On April 29, 2014 the Interim Privacy Commissioner of Canada, Chantal Bernier, revealed that Canadian telecommunications companies have disclosed enormous volumes of information to state agencies. These agencies can include the Royal Canadian Mounted Police, Canadian Security Intelligence Service, Canadian Border Services Agency, as well as provincial and municipal authorities. Commissioner Bernier’s disclosure followed on news that federal agencies such as the Canadian Border Services Agency requested access to Canadians’ subscriber data over 19 thousand times in a year, as well as the refusal of Canadian telecommunications companies to publicly disclose how, why, and how often they disclose information to state agencies.

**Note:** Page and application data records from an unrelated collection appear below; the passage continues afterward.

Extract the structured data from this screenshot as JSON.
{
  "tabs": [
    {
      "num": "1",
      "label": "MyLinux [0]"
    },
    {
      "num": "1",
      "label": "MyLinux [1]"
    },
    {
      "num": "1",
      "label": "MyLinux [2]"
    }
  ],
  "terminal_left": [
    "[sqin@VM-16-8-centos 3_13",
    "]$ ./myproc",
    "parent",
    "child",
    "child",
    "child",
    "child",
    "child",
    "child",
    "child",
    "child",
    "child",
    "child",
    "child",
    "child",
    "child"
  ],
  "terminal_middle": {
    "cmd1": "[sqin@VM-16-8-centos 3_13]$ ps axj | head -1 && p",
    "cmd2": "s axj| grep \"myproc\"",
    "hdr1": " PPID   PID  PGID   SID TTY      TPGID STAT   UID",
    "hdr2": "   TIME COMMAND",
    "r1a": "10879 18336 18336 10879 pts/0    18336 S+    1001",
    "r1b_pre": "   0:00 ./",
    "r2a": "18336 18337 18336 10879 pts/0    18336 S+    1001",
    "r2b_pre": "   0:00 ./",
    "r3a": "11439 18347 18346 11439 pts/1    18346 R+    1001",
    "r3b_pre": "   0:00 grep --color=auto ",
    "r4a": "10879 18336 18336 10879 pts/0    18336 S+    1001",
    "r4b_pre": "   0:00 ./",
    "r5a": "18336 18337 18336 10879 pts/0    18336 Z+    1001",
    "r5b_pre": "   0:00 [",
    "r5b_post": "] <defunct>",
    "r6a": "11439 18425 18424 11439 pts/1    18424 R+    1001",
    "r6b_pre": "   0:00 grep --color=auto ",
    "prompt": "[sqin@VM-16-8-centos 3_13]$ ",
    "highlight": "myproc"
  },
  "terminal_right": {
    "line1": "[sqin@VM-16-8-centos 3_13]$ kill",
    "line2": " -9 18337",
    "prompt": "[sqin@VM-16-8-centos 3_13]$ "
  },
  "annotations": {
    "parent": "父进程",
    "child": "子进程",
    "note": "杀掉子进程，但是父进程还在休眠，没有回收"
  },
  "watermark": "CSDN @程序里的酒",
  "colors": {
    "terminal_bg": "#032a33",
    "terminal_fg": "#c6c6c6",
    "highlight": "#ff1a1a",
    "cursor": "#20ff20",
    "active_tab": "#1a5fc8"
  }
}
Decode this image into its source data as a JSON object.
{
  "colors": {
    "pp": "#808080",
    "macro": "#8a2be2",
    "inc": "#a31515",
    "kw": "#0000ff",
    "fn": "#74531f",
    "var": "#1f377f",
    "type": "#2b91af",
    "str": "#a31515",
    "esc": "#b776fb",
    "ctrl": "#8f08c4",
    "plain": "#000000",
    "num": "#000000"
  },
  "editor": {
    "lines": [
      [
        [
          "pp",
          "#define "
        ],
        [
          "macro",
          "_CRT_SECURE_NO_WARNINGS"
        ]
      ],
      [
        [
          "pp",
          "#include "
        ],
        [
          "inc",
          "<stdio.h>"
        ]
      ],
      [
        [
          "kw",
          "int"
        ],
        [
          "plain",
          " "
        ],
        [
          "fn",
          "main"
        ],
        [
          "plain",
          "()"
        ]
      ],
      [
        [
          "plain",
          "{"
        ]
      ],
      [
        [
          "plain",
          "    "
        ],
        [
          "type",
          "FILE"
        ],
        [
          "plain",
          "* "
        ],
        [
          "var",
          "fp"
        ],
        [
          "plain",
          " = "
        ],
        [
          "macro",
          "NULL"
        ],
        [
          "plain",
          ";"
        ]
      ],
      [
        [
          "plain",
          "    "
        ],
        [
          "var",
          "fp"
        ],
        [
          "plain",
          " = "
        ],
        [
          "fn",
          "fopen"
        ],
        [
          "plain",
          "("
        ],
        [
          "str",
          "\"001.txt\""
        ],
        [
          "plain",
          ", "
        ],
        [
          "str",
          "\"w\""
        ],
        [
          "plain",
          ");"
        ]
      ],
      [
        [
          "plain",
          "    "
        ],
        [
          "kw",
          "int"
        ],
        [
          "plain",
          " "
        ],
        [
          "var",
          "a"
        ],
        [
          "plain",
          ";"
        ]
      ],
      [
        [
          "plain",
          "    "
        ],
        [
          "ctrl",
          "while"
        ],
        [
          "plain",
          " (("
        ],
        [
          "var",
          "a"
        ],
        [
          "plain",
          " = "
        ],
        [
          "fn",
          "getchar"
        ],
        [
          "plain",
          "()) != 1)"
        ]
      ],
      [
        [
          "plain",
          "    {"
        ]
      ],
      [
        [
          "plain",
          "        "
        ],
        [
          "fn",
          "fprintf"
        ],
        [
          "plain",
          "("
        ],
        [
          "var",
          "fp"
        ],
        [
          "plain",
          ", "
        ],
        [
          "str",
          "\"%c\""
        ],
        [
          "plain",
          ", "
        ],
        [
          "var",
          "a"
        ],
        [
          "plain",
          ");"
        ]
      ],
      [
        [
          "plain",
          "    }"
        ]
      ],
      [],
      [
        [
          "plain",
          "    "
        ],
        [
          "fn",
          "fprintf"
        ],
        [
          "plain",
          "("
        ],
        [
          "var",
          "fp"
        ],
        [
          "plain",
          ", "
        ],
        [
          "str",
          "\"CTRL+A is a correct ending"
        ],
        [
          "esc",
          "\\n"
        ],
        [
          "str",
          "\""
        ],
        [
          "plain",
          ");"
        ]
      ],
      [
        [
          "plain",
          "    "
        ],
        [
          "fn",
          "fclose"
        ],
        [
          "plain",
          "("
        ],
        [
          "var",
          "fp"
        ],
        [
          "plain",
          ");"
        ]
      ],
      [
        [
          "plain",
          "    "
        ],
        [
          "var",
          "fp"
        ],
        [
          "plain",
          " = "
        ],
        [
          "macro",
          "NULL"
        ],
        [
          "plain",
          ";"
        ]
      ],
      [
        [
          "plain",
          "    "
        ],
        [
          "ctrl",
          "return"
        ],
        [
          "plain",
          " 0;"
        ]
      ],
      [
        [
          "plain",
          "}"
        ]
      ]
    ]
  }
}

This post argues that Canadians are not powerless. They can use existing laws to try and learn whether their communications companies are disclosing their personal information to state agencies. I begin by explaining why Canadians have a legal right to compel companies to disclose the information that they generate and collect about Canadians. I then provide a template letter that Canadians can fill in and issue to the telecommunications companies providing them with service, as well as some of the contact information for major Canadian telecommunications companies. Finally, I’ll provide a few tips on what to do if companies refuse to respond to your requests and conclude by explaining why it’s so important that Canadians send these demands to companies providing them with phone, wireless, and internet service.
The Canadian SIGINT Summaries includes downloadable copies, along with summary, publication, and original source information, of leaked CSE documents.
Parsons, Christopher; and Molnar, Adam. (2021). “Horizontal Accountability and Signals Intelligence: Lesson Drawing from Annual Electronic Surveillance Reports,” David Murakami Wood and David Lyon (Eds.), Big Data Surveillance and Security Intelligence: The Canadian Case.
Parsons, Christopher. (2015). “Stuck on the Agenda: Drawing lessons from the stagnation of ‘lawful access’ legislation in Canada,” Michael Geist (ed.), Law, Privacy and Surveillance in Canada in the Post-Snowden Era (Ottawa University Press).
Parsons, Christopher. (2015). “The Governance of Telecommunications Surveillance: How Opaque and Unaccountable Practices and Policies Threaten Canadians,” Telecom Transparency Project.
Parsons, Christopher. (2015). “Beyond the ATIP: New methods for interrogating state surveillance,” in Jamie Brownlee and Kevin Walby (Eds.), Access to Information and Social Justice (Arbeiter Ring Publishing).
Bennett, Colin; Parsons, Christopher; Molnar, Adam. (2014). “Forgetting and the right to be forgotten” in Serge Gutwirth et al. (Eds.), Reloading Data Protection: Multidisciplinary Insights and Contemporary Challenges.
Bennett, Colin, and Parsons, Christopher. (2013). “Privacy and Surveillance: The Multi-Disciplinary Literature on the Capture, Use, and Disclosure of Personal information in Cyberspace” in W. Dutton (Ed.), Oxford Handbook of Internet Studies.
McPhail, Brenda; Parsons, Christopher; Ferenbok, Joseph; Smith, Karen; and Clement, Andrew. (2013). “Identifying Canadians at the Border: ePassports and the 9/11 legacy,” in Canadian Journal of Law and Society 27(3).
Parsons, Christopher; Savirimuthu, Joseph; Wipond, Rob; McArthur, Kevin. (2012). “ANPR: Code and Rhetorics of Compliance,” in European Journal of Law and Technology 3(3).